U.S. Senator Frank R. Lautenberg (D-NJ) joined Senator Bernie Sanders (I-VT) in introducing legislation to protect consumers by giving them access to the same credit scores that banks and businesses look at when evaluating consumers' creditworthiness. Credit scores determine who gets loans and how much interest they have to pay, and can affect whether consumers can obtain certain credit cards, insurance, cell phones, and other services. A Federal Trade Commission study released last month found that five percent of consumers surveyed spotted errors in their reports that could lead to higher cost mortgages or car loans.
"For families across the country, credit scores influence how long they struggle under the burden of debt, and can mean the difference between being able to afford a home or car and having to do without," said Sen. Lautenberg. "I have long supported giving consumers free annual access to their credit scores, because it should be easy for all consumers to know the scores that can so substantially affect their financial well-being."
"A credit score affects consumers' ability to finance important purchases like homes and cars, but many Americans may not be fully aware of the significance of their credit score or know what they can do to correct serious errors," said Sen. Sanders. "The bottom line is that everyone applying for a loan should be able to see the same information that banks rely on to judge whether a consumer is creditworthy."
In addition to requiring once-a-year free access to credit scores, the "Fair Access to Credit Scores Act of 2013" would help ensure that credit scores are accurate and crack down on deceptive marketing practices that lure consumers into buying unreliable or unnecessary credit monitoring services.
Consumers who are turned down for credit or who were charged higher interest because of an unfavorable report are entitled to a free copy of their credit score under a provision in the 2010 Wall Street Reform and Consumer Protection Act, of which Senator Lautenberg was an original cosponsor. This bill would expand access by providing all consumers with their credit scores at no charge once a year. The legislation also would strengthen consumers' rights to sue credit reporting agencies over inaccurate information.
Monitoring credit scores can be difficult and expensive. One credit agency, for example, charges individuals $15.95 to see their report. Some consumers say they have been tricked into buying inaccurate credit scores from competing credit agencies and there have been complaints about misleading promises of "free" credit score that end up costing consumers up to $200 per year.

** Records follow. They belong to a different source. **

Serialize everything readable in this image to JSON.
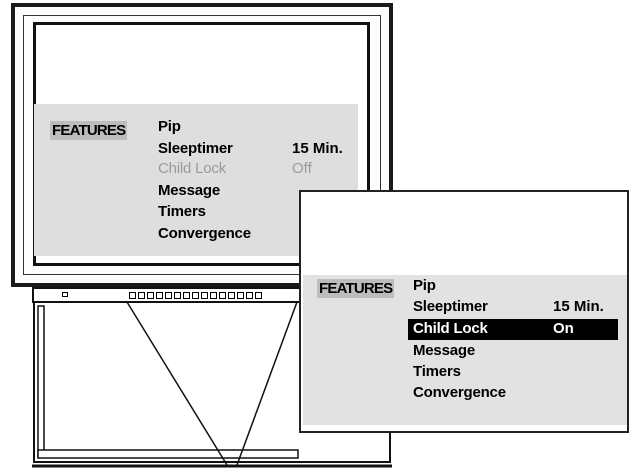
{
  "menu1": {
    "category": "FEATURES",
    "items": [
      {
        "label": "Pip",
        "value": ""
      },
      {
        "label": "Sleeptimer",
        "value": "15 Min."
      },
      {
        "label": "Child Lock",
        "value": "Off"
      },
      {
        "label": "Message",
        "value": ""
      },
      {
        "label": "Timers",
        "value": ""
      },
      {
        "label": "Convergence",
        "value": ""
      }
    ]
  },
  "menu2": {
    "category": "FEATURES",
    "items": [
      {
        "label": "Pip",
        "value": ""
      },
      {
        "label": "Sleeptimer",
        "value": "15 Min."
      },
      {
        "label": "Child Lock",
        "value": "On"
      },
      {
        "label": "Message",
        "value": ""
      },
      {
        "label": "Timers",
        "value": ""
      },
      {
        "label": "Convergence",
        "value": ""
      }
    ]
  },
  "colors": {
    "highlight": "#000000",
    "menu_bg": "#dedede",
    "category_bg": "#bdbdbd"
  }
}
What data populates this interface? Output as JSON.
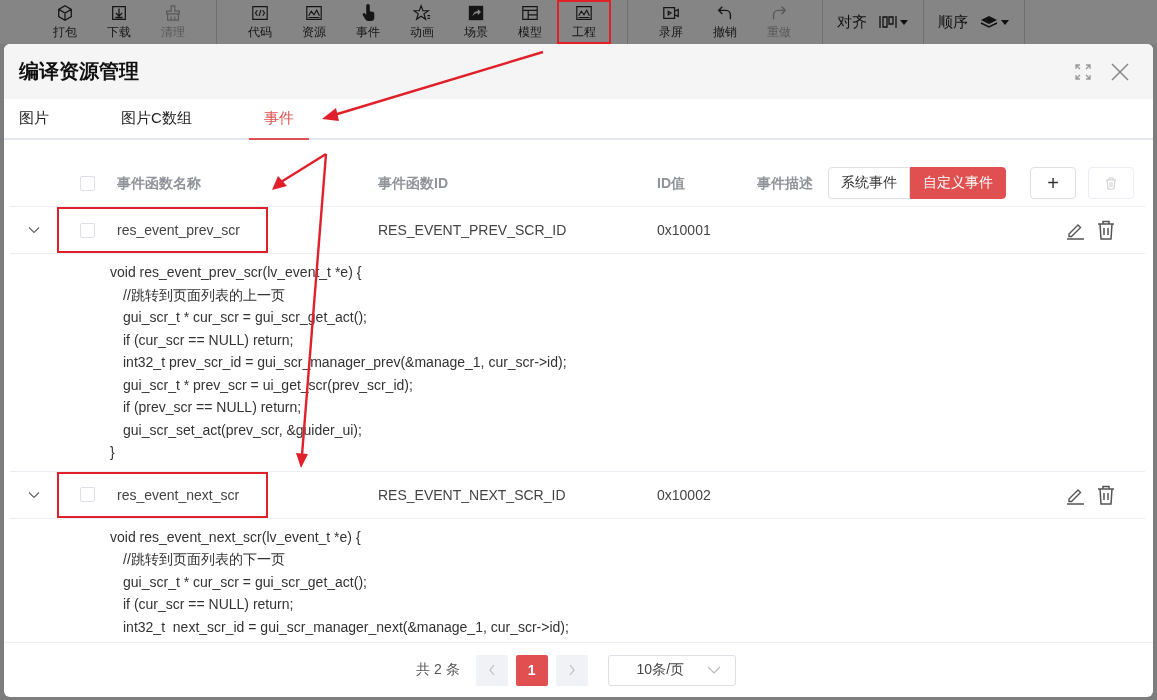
{
  "toolbar": {
    "groups": [
      [
        {
          "label": "打包",
          "disabled": false,
          "highlighted": false
        },
        {
          "label": "下载",
          "disabled": false,
          "highlighted": false
        },
        {
          "label": "清理",
          "disabled": true,
          "highlighted": false
        }
      ],
      [
        {
          "label": "代码",
          "disabled": false,
          "highlighted": false
        },
        {
          "label": "资源",
          "disabled": false,
          "highlighted": false
        },
        {
          "label": "事件",
          "disabled": false,
          "highlighted": false
        },
        {
          "label": "动画",
          "disabled": false,
          "highlighted": false
        },
        {
          "label": "场景",
          "disabled": false,
          "highlighted": false
        },
        {
          "label": "模型",
          "disabled": false,
          "highlighted": false
        },
        {
          "label": "工程",
          "disabled": false,
          "highlighted": true
        }
      ],
      [
        {
          "label": "录屏",
          "disabled": false,
          "highlighted": false
        },
        {
          "label": "撤销",
          "disabled": false,
          "highlighted": false
        },
        {
          "label": "重做",
          "disabled": true,
          "highlighted": false
        }
      ]
    ],
    "menus": [
      {
        "label": "对齐"
      },
      {
        "label": "顺序"
      }
    ]
  },
  "dialog": {
    "title": "编译资源管理",
    "tabs": [
      {
        "label": "图片",
        "selected": false
      },
      {
        "label": "图片C数组",
        "selected": false
      },
      {
        "label": "事件",
        "selected": true
      }
    ],
    "table": {
      "all_checked": false,
      "columns": [
        "事件函数名称",
        "事件函数ID",
        "ID值",
        "事件描述"
      ],
      "filter": [
        {
          "label": "系统事件",
          "selected": false
        },
        {
          "label": "自定义事件",
          "selected": true
        }
      ],
      "add_button": "+",
      "rows": [
        {
          "name": "res_event_prev_scr",
          "id": "RES_EVENT_PREV_SCR_ID",
          "value": "0x10001",
          "checked": false,
          "expanded": true,
          "highlighted": true,
          "code": [
            {
              "text": "void res_event_prev_scr(lv_event_t *e) {",
              "indent": false
            },
            {
              "text": "//跳转到页面列表的上一页",
              "indent": true
            },
            {
              "text": "gui_scr_t * cur_scr = gui_scr_get_act();",
              "indent": true
            },
            {
              "text": "if (cur_scr == NULL) return;",
              "indent": true
            },
            {
              "text": "int32_t prev_scr_id = gui_scr_manager_prev(&manage_1, cur_scr->id);",
              "indent": true
            },
            {
              "text": "gui_scr_t * prev_scr = ui_get_scr(prev_scr_id);",
              "indent": true
            },
            {
              "text": "if (prev_scr == NULL) return;",
              "indent": true
            },
            {
              "text": "gui_scr_set_act(prev_scr, &guider_ui);",
              "indent": true
            },
            {
              "text": "}",
              "indent": false
            }
          ]
        },
        {
          "name": "res_event_next_scr",
          "id": "RES_EVENT_NEXT_SCR_ID",
          "value": "0x10002",
          "checked": false,
          "expanded": true,
          "highlighted": true,
          "code": [
            {
              "text": "void res_event_next_scr(lv_event_t *e) {",
              "indent": false
            },
            {
              "text": "//跳转到页面列表的下一页",
              "indent": true
            },
            {
              "text": "gui_scr_t * cur_scr = gui_scr_get_act();",
              "indent": true
            },
            {
              "text": "if (cur_scr == NULL) return;",
              "indent": true
            },
            {
              "text": "int32_t  next_scr_id = gui_scr_manager_next(&manage_1, cur_scr->id);",
              "indent": true
            }
          ]
        }
      ]
    },
    "pagination": {
      "total": "共 2 条",
      "pages": [
        {
          "label": "1",
          "selected": true
        }
      ],
      "page_size": "10条/页"
    }
  }
}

The Federal Trade Commission study released last month found errors in one out of four credit reports by Equifax, Experian and TransUnion, the three major agencies in the United States.
The Senate version of the Fair Access to Credit Scores Act is also co-sponsored by Sens. Dianne Feinstein (D-CA), Barbara Boxer (D-CA), and Robert Menendez (D-NJ). Companion legislation introduced in the House by Rep. Steve Cohen (D-TN) is cosponsored by Reps. Eleanor Holmes Norton (D-D.C.), Albio Sires (D-NJ), Marcy Kaptur (D-OH), John Conyers (D-MI), Raul Grijalva (D-AZ) and William Lacy Clay (D-MO).
The bill also has support from Consumers Union, U.S. PIRG, the National Consumers Law Center, and National Association of Consumer Advocates on behalf of its low-income clients.